There are occasional cases of cholera and Leptospirosis. If you are arriving from a country where Yellow Fever is endemic, you must have a valid vaccination certificate to enter Nicaragua.
You should seek medical advice before travelling and ensure that all appropriate vaccinations are up to date. For further information on health, check the Department of Health’s website at www.dh.gov.uk.
Nicaragua is prone to seismic and volcanic activity, hurricanes, severe storms and flooding. See advice on hiking under "Local Travel". The wet season from April to October brings heavy rains and severe storms (see "Local Travel" section for advice on flying to the Atlantic Coast). Flooding is common and widespread.
The hurricane season in Nicaragua normally runs from June to November. You should monitor the local and international weather updates from World Meteorological Organisation. You can also access National Hurricane Centre for updates. Please also see Hurricanes for more detailed information about what to do if you are caught up in a hurricane.
The last serious earthquake in 1972, destroyed the centre of Managua. Regular small tremors (most of which go unnoticed) release pressures that could otherwise trigger a larger earthquake.
A spine of volcanoes stretches the length of the country, several of which are active, in particular San Cristobal and Cerro Negro. The San Cristobal volcano, 60 miles west of the capital of Managua, has been emitting gas and ash since early 2006. You should follow media reports and keep in touch with the local authorities if intending to visit the area.GENERAL
If things go wrong when overseas please see: What We Can Do To Help.
There is no British Embassy in Nicaragua.
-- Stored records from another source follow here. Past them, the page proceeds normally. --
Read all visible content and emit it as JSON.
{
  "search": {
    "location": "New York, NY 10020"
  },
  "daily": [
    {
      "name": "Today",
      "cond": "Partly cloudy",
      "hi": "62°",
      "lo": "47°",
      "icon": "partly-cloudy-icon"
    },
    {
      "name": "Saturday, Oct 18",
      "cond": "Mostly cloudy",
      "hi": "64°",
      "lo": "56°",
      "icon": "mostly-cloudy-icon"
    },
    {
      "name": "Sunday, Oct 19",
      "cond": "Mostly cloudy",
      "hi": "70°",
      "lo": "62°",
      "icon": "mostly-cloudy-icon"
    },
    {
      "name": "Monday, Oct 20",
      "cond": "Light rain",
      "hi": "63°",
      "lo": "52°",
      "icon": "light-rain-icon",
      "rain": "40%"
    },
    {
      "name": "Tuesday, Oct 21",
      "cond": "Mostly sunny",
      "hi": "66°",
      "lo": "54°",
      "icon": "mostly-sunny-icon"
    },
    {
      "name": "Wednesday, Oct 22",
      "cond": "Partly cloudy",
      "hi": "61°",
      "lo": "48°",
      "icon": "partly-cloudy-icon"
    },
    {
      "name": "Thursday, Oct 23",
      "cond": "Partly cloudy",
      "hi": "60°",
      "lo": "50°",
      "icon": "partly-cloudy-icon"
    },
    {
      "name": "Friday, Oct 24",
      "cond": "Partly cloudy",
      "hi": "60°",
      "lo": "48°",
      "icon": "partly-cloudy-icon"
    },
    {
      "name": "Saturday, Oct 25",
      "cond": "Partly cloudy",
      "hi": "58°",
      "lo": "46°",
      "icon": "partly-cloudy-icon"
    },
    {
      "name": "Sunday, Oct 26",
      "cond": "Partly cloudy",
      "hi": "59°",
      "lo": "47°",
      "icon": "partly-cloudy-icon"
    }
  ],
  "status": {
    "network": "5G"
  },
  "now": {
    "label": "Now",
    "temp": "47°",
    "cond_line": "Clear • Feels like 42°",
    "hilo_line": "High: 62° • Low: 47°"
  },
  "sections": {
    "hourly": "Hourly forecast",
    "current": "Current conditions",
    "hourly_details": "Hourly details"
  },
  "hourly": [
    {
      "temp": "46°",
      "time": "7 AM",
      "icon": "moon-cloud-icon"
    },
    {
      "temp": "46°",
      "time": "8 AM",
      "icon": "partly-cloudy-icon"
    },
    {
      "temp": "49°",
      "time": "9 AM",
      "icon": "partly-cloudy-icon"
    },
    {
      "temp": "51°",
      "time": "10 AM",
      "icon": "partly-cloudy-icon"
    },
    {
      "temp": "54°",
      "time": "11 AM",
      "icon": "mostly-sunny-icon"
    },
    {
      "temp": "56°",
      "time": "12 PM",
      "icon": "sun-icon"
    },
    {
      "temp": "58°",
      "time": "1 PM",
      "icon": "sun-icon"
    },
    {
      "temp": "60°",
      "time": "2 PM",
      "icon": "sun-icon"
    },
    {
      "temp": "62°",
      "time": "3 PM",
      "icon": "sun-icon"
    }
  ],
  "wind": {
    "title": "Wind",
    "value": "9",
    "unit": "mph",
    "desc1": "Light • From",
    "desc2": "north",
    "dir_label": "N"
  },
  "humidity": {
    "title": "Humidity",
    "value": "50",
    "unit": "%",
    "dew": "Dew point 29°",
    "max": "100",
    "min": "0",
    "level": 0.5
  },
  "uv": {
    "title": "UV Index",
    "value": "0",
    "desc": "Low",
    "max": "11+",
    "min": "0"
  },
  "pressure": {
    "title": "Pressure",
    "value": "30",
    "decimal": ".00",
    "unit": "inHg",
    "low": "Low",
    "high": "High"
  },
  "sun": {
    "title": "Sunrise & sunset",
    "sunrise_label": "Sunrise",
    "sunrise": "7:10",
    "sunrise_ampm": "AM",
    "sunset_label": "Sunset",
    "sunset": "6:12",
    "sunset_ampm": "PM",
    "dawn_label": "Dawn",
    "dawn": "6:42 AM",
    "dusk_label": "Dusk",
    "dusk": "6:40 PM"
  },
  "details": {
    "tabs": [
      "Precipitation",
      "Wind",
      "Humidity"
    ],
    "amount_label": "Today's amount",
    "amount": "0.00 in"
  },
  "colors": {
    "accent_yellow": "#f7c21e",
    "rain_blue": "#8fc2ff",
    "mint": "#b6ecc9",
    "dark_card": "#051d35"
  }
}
The British Embassy in Costa Rica has overall responsibility for Nicaragua but you can contact the British Honorary Consul in Managua in the event of an emergency (details below).
Applications for British passports should be made to the UK Diplomatic Representation in Costa Rica, which can also be contacted about emergency passports.
Passports should be left in a hotel safe/security box. A photocopy of the personal details page should be carried for identification purposes.
Since many trips to Nicaragua are made via the United States, it is important to note that since 26 October 2004, all passport holders who wish to enter the US under the Visa Waiver Programme (See Entry Requirements in the United States Travel Advice) must present an individual machine-readable passport. If you do not have a machine-readable passport you must obtain a non-immigrant visa from the nearest US Embassy prior to travel. Should you need to replace your passport in Nicaragua, you should apply via the British Embassy in Costa Rica. For further details, in particular concerning children travelling on a parent's passport, please contact the American Representation in the UK. OTHER
The American Dollar, either in cash or travellers cheques, is the only foreign currency, which is freely exchangeable in Nicaragua. Banks do not exchange sterling.
Contact details for British Honorary Consul
Dr Jose Evenor Taboada
British Honorary Consul
Apartado Postal (P O Box) 2382
Tel (00)(505) 254 5454/3839
Fax (00)(505) 254 5295
Office hours: Local: 09:00 to 13:00 and 15:00 to 18:00 Monday to Friday
GMT: 15:00 to 19:00 and 21:00 to 00:00 Monday to Friday